Renunciation is the translation of the Sanskrit term aparigraha, (non-grasping). Renunciation was one of cardinal principles for residents of Gandhi’s ashrams. This attitude of renouncing personal attachment to anything — an object, another person, even an idea or opinion — is the key to self mastery, and also the spiritual key to freedom from coercion by others. If you desire something for yourself alone, that desire will control you, and others will be able to control you by threatening to withhold or take what you desire. If you renounce the desire, you unleash your own capacity to act in freedom, including the capacity to act nonviolently. This dynamic can be paraphrased as ― ask yourself what they are holding over you; renounce that, and you are free.
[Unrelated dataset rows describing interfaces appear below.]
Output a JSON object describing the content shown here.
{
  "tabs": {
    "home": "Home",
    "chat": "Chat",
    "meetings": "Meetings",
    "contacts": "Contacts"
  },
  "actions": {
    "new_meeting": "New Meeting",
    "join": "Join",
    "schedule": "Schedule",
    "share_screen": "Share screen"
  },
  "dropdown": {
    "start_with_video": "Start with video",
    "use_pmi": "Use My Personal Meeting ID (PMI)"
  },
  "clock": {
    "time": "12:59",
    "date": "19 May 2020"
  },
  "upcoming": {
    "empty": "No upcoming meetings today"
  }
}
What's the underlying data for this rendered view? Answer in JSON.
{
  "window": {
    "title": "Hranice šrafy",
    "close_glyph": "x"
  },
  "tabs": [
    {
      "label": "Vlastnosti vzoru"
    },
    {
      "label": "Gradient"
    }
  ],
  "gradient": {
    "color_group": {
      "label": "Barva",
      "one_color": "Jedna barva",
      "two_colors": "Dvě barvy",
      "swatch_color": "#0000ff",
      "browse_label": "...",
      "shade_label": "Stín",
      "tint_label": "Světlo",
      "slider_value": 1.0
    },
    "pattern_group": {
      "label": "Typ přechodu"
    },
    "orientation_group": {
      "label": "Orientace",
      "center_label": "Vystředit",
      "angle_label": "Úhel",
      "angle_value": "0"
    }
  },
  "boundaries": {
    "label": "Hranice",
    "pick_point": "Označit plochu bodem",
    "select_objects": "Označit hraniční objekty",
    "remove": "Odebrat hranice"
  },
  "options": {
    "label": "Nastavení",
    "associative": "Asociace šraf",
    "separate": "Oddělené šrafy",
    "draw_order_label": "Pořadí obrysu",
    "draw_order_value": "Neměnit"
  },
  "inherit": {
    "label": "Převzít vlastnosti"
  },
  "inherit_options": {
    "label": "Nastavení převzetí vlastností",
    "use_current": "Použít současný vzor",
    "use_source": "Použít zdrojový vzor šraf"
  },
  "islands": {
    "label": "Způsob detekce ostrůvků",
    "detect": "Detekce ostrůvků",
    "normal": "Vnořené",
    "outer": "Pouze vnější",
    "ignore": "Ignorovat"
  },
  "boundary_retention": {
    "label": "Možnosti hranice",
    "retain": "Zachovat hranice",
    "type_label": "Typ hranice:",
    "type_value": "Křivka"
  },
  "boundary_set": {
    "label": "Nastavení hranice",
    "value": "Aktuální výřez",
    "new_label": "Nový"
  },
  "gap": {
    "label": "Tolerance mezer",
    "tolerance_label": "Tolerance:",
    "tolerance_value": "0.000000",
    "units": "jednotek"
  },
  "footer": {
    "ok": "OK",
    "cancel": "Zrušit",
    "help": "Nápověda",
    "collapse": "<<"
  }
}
As an example, when Daniel Ellsberg was deciding what to do with the Pentagon Papers, he was at first paralyzed by anxiety about what would happen to him if he made them public. At some point it occurred to him to ask himself, If I were willing to go to jail, what might I do with them? He realized the answer to his question was that by renouncing his own freedom he would then be free to release the papers.
In the extreme, if you renounce attachment to your physical body, the threat of violence loses its power. To quote Albert Szent-Gyeorgyi, “[Gandhi] taught the world that there are higher things than force, higher even than life itself; he proved that force had lost its suggestive power.”